■ DESCRIPTION OF THE TASK ■
Provide the number of lines in the records that hold the string "label", without any other words.

■ DATA UNDER STUDY ■
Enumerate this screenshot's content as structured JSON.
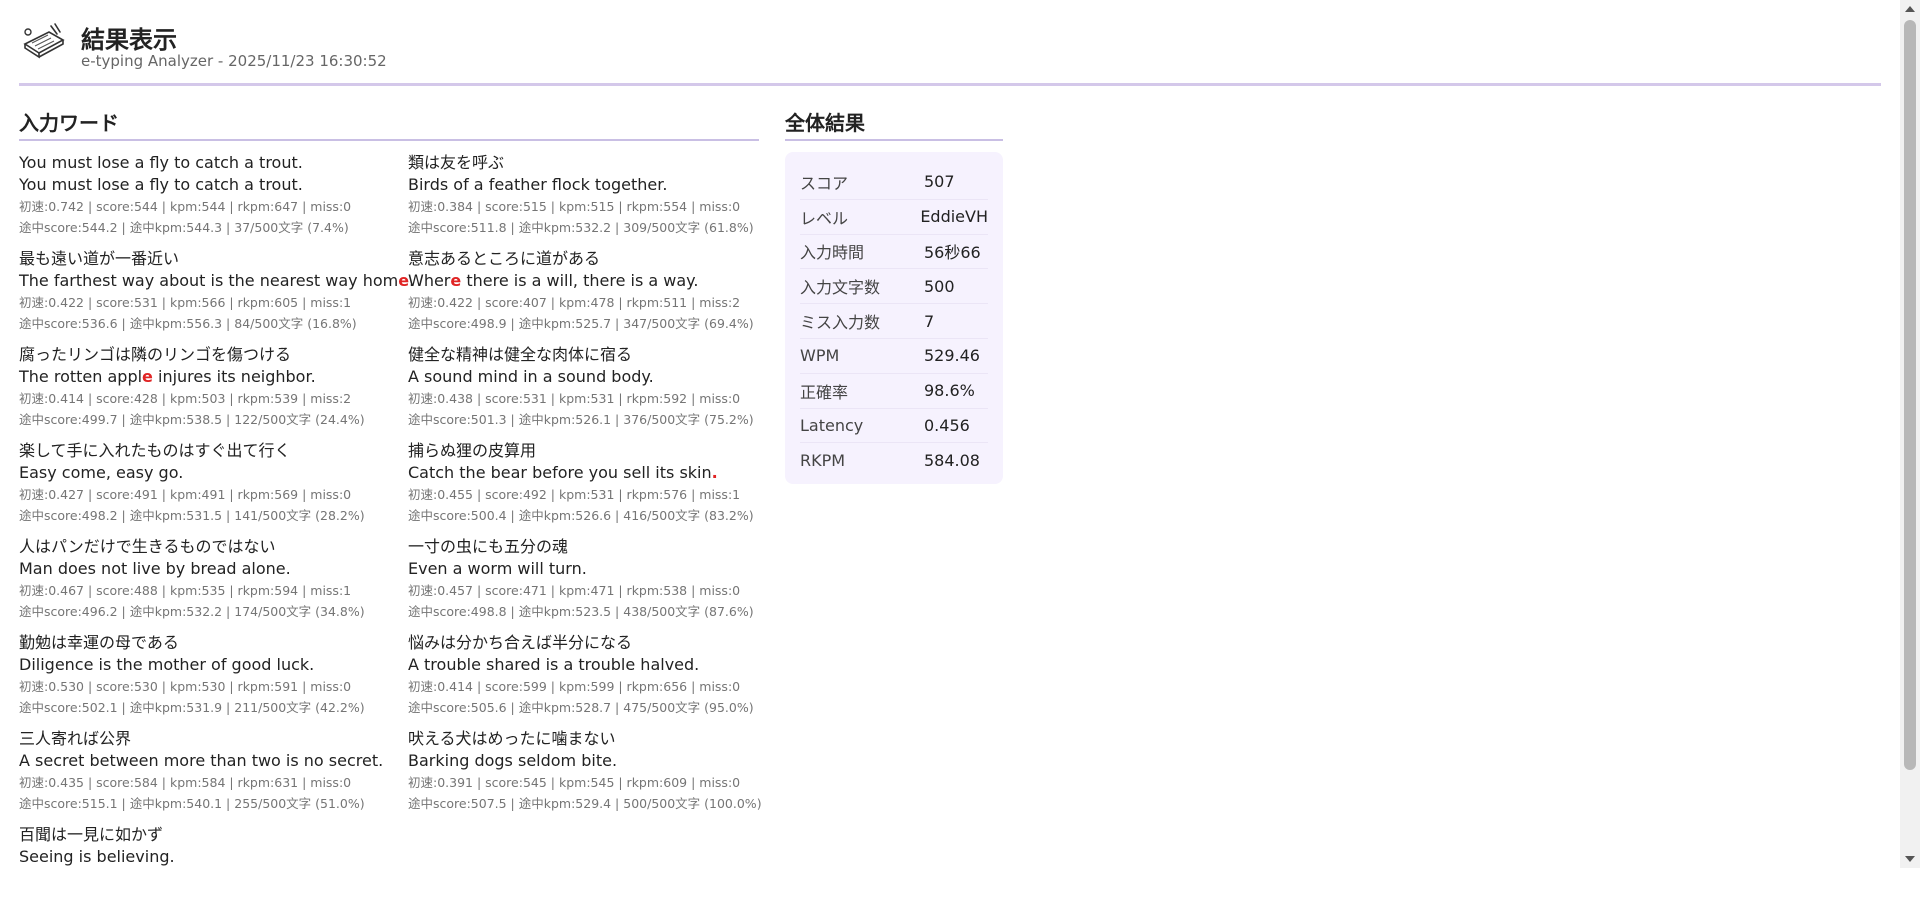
{
  "header": {
    "title": "結果表示",
    "subtitle": "e-typing Analyzer - 2025/11/23 16:30:52",
    "logo_icon": "laptop-typing-icon"
  },
  "words_section": {
    "title": "入力ワード",
    "entries": [
      {
        "jp": "You must lose a fly to catch a trout.",
        "en_pre": "You must lose a fly to catch a trout.",
        "en_miss": "",
        "en_post": "",
        "m1": "初速:0.742 | score:544 | kpm:544 | rkpm:647 | miss:0",
        "m2": "途中score:544.2 | 途中kpm:544.3 | 37/500文字 (7.4%)"
      },
      {
        "jp": "類は友を呼ぶ",
        "en_pre": "Birds of a feather flock together.",
        "en_miss": "",
        "en_post": "",
        "m1": "初速:0.384 | score:515 | kpm:515 | rkpm:554 | miss:0",
        "m2": "途中score:511.8 | 途中kpm:532.2 | 309/500文字 (61.8%)"
      },
      {
        "jp": "最も遠い道が一番近い",
        "en_pre": "The farthest way about is the nearest way hom",
        "en_miss": "e",
        "en_post": ".",
        "m1": "初速:0.422 | score:531 | kpm:566 | rkpm:605 | miss:1",
        "m2": "途中score:536.6 | 途中kpm:556.3 | 84/500文字 (16.8%)"
      },
      {
        "jp": "意志あるところに道がある",
        "en_pre": "Wher",
        "en_miss": "e",
        "en_post": " there is a will, there is a way.",
        "m1": "初速:0.422 | score:407 | kpm:478 | rkpm:511 | miss:2",
        "m2": "途中score:498.9 | 途中kpm:525.7 | 347/500文字 (69.4%)"
      },
      {
        "jp": "腐ったリンゴは隣のリンゴを傷つける",
        "en_pre": "The rotten appl",
        "en_miss": "e",
        "en_post": " injures its neighbor.",
        "m1": "初速:0.414 | score:428 | kpm:503 | rkpm:539 | miss:2",
        "m2": "途中score:499.7 | 途中kpm:538.5 | 122/500文字 (24.4%)"
      },
      {
        "jp": "健全な精神は健全な肉体に宿る",
        "en_pre": "A sound mind in a sound body.",
        "en_miss": "",
        "en_post": "",
        "m1": "初速:0.438 | score:531 | kpm:531 | rkpm:592 | miss:0",
        "m2": "途中score:501.3 | 途中kpm:526.1 | 376/500文字 (75.2%)"
      },
      {
        "jp": "楽して手に入れたものはすぐ出て行く",
        "en_pre": "Easy come, easy go.",
        "en_miss": "",
        "en_post": "",
        "m1": "初速:0.427 | score:491 | kpm:491 | rkpm:569 | miss:0",
        "m2": "途中score:498.2 | 途中kpm:531.5 | 141/500文字 (28.2%)"
      },
      {
        "jp": "捕らぬ狸の皮算用",
        "en_pre": "Catch the bear before you sell its skin",
        "en_miss": ".",
        "en_post": "",
        "m1": "初速:0.455 | score:492 | kpm:531 | rkpm:576 | miss:1",
        "m2": "途中score:500.4 | 途中kpm:526.6 | 416/500文字 (83.2%)"
      },
      {
        "jp": "人はパンだけで生きるものではない",
        "en_pre": "Man does not live by bread alone.",
        "en_miss": "",
        "en_post": "",
        "m1": "初速:0.467 | score:488 | kpm:535 | rkpm:594 | miss:1",
        "m2": "途中score:496.2 | 途中kpm:532.2 | 174/500文字 (34.8%)"
      },
      {
        "jp": "一寸の虫にも五分の魂",
        "en_pre": "Even a worm will turn.",
        "en_miss": "",
        "en_post": "",
        "m1": "初速:0.457 | score:471 | kpm:471 | rkpm:538 | miss:0",
        "m2": "途中score:498.8 | 途中kpm:523.5 | 438/500文字 (87.6%)"
      },
      {
        "jp": "勤勉は幸運の母である",
        "en_pre": "Diligence is the mother of good luck.",
        "en_miss": "",
        "en_post": "",
        "m1": "初速:0.530 | score:530 | kpm:530 | rkpm:591 | miss:0",
        "m2": "途中score:502.1 | 途中kpm:531.9 | 211/500文字 (42.2%)"
      },
      {
        "jp": "悩みは分かち合えば半分になる",
        "en_pre": "A trouble shared is a trouble halved.",
        "en_miss": "",
        "en_post": "",
        "m1": "初速:0.414 | score:599 | kpm:599 | rkpm:656 | miss:0",
        "m2": "途中score:505.6 | 途中kpm:528.7 | 475/500文字 (95.0%)"
      },
      {
        "jp": "三人寄れば公界",
        "en_pre": "A secret between more than two is no secret.",
        "en_miss": "",
        "en_post": "",
        "m1": "初速:0.435 | score:584 | kpm:584 | rkpm:631 | miss:0",
        "m2": "途中score:515.1 | 途中kpm:540.1 | 255/500文字 (51.0%)"
      },
      {
        "jp": "吠える犬はめったに噛まない",
        "en_pre": "Barking dogs seldom bite.",
        "en_miss": "",
        "en_post": "",
        "m1": "初速:0.391 | score:545 | kpm:545 | rkpm:609 | miss:0",
        "m2": "途中score:507.5 | 途中kpm:529.4 | 500/500文字 (100.0%)"
      },
      {
        "jp": "百聞は一見に如かず",
        "en_pre": "Seeing is believing.",
        "en_miss": "",
        "en_post": "",
        "m1": "",
        "m2": ""
      }
    ]
  },
  "summary": {
    "title": "全体結果",
    "rows": [
      {
        "label": "スコア",
        "value": "507"
      },
      {
        "label": "レベル",
        "value": "EddieVH"
      },
      {
        "label": "入力時間",
        "value": "56秒66"
      },
      {
        "label": "入力文字数",
        "value": "500"
      },
      {
        "label": "ミス入力数",
        "value": "7"
      },
      {
        "label": "WPM",
        "value": "529.46"
      },
      {
        "label": "正確率",
        "value": "98.6%"
      },
      {
        "label": "Latency",
        "value": "0.456"
      },
      {
        "label": "RKPM",
        "value": "584.08"
      }
    ]
  },
  "colors": {
    "accent_rule": "#d4c8ea",
    "miss": "#e02424",
    "summary_bg": "#f6f2fe"
  }
}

■ YOUR SOLUTION ■
9